§ **EXERCISE REQUIREMENTS**
Each line of the data below that holds the word "address" is to be reported in full.

§ **DATA PROVIDED**
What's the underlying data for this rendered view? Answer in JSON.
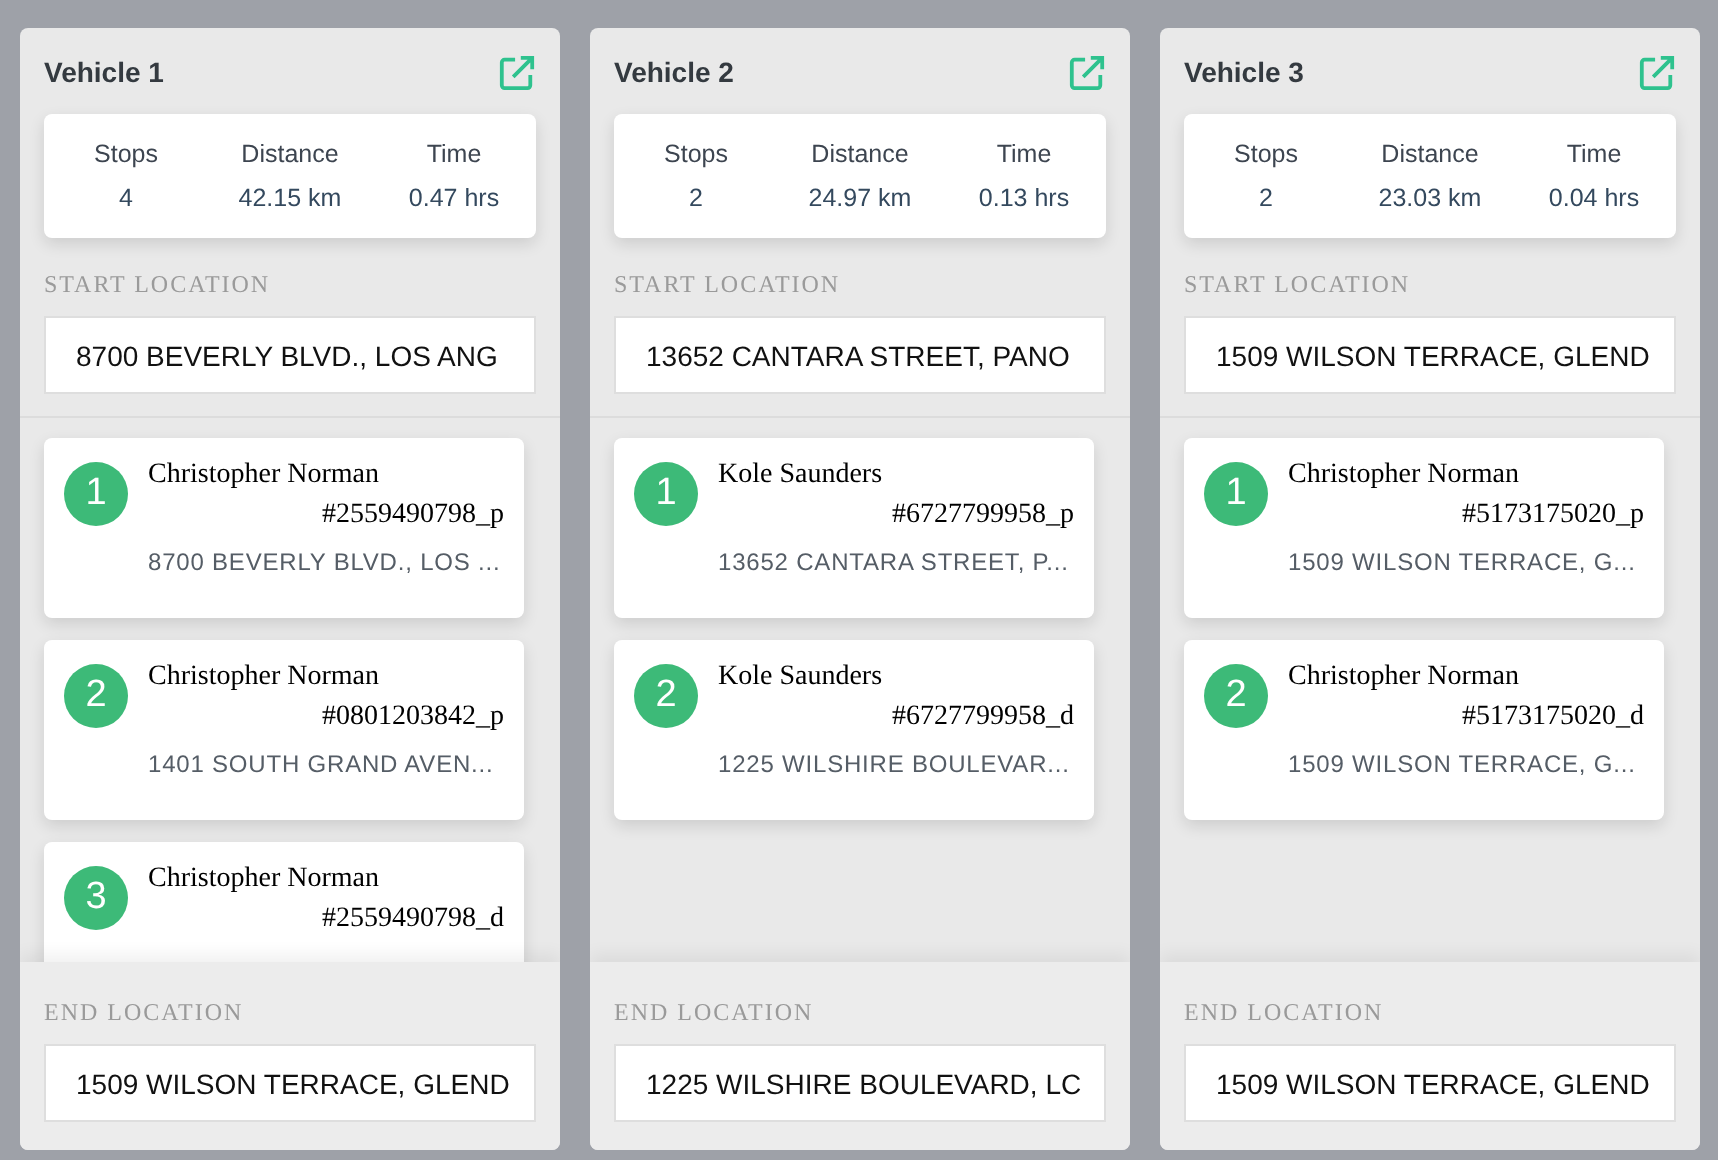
{
  "vehicles": [
    {
      "title": "Vehicle 1",
      "stats": [
        {
          "label": "Stops",
          "value": "4"
        },
        {
          "label": "Distance",
          "value": "42.15 km"
        },
        {
          "label": "Time",
          "value": "0.47 hrs"
        }
      ],
      "start_label": "START LOCATION",
      "start_location": "8700 BEVERLY BLVD., LOS ANG",
      "stops": [
        {
          "number": "1",
          "name": "Christopher Norman",
          "order_id": "#2559490798_p",
          "address": "8700 BEVERLY BLVD., LOS ..."
        },
        {
          "number": "2",
          "name": "Christopher Norman",
          "order_id": "#0801203842_p",
          "address": "1401 SOUTH GRAND AVEN..."
        },
        {
          "number": "3",
          "name": "Christopher Norman",
          "order_id": "#2559490798_d"
        }
      ],
      "end_label": "END LOCATION",
      "end_location": "1509 WILSON TERRACE, GLEND"
    },
    {
      "title": "Vehicle 2",
      "stats": [
        {
          "label": "Stops",
          "value": "2"
        },
        {
          "label": "Distance",
          "value": "24.97 km"
        },
        {
          "label": "Time",
          "value": "0.13 hrs"
        }
      ],
      "start_label": "START LOCATION",
      "start_location": "13652 CANTARA STREET, PANO",
      "stops": [
        {
          "number": "1",
          "name": "Kole Saunders",
          "order_id": "#6727799958_p",
          "address": "13652 CANTARA STREET, P..."
        },
        {
          "number": "2",
          "name": "Kole Saunders",
          "order_id": "#6727799958_d",
          "address": "1225 WILSHIRE BOULEVAR..."
        }
      ],
      "end_label": "END LOCATION",
      "end_location": "1225 WILSHIRE BOULEVARD, LC"
    },
    {
      "title": "Vehicle 3",
      "stats": [
        {
          "label": "Stops",
          "value": "2"
        },
        {
          "label": "Distance",
          "value": "23.03 km"
        },
        {
          "label": "Time",
          "value": "0.04 hrs"
        }
      ],
      "start_label": "START LOCATION",
      "start_location": "1509 WILSON TERRACE, GLEND",
      "stops": [
        {
          "number": "1",
          "name": "Christopher Norman",
          "order_id": "#5173175020_p",
          "address": "1509 WILSON TERRACE, G..."
        },
        {
          "number": "2",
          "name": "Christopher Norman",
          "order_id": "#5173175020_d",
          "address": "1509 WILSON TERRACE, G..."
        }
      ],
      "end_label": "END LOCATION",
      "end_location": "1509 WILSON TERRACE, GLEND"
    }
  ]
}
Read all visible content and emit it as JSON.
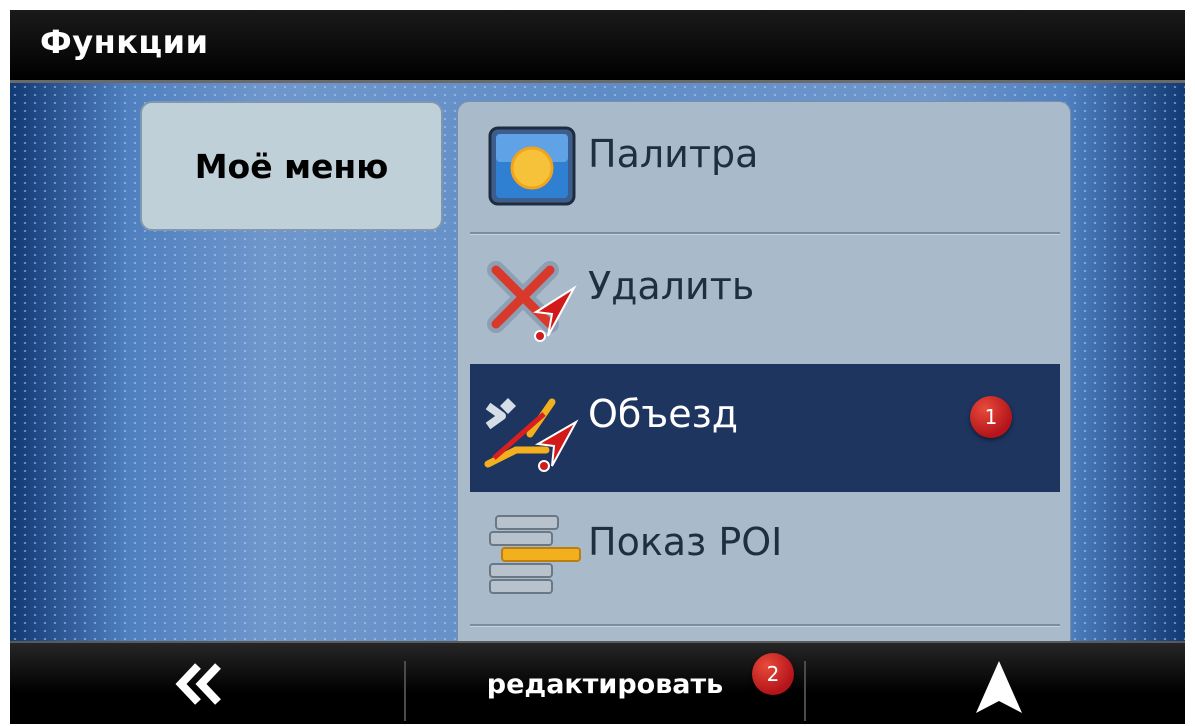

§ **EXPECTED OUTPUT**
          "address": "8700 BEVERLY BLVD., LOS ..."
          "address": "1401 SOUTH GRAND AVEN..."
          "address": "13652 CANTARA STREET, P..."
          "address": "1225 WILSHIRE BOULEVAR..."
          "address": "1509 WILSON TERRACE, G..."
          "address": "1509 WILSON TERRACE, G..."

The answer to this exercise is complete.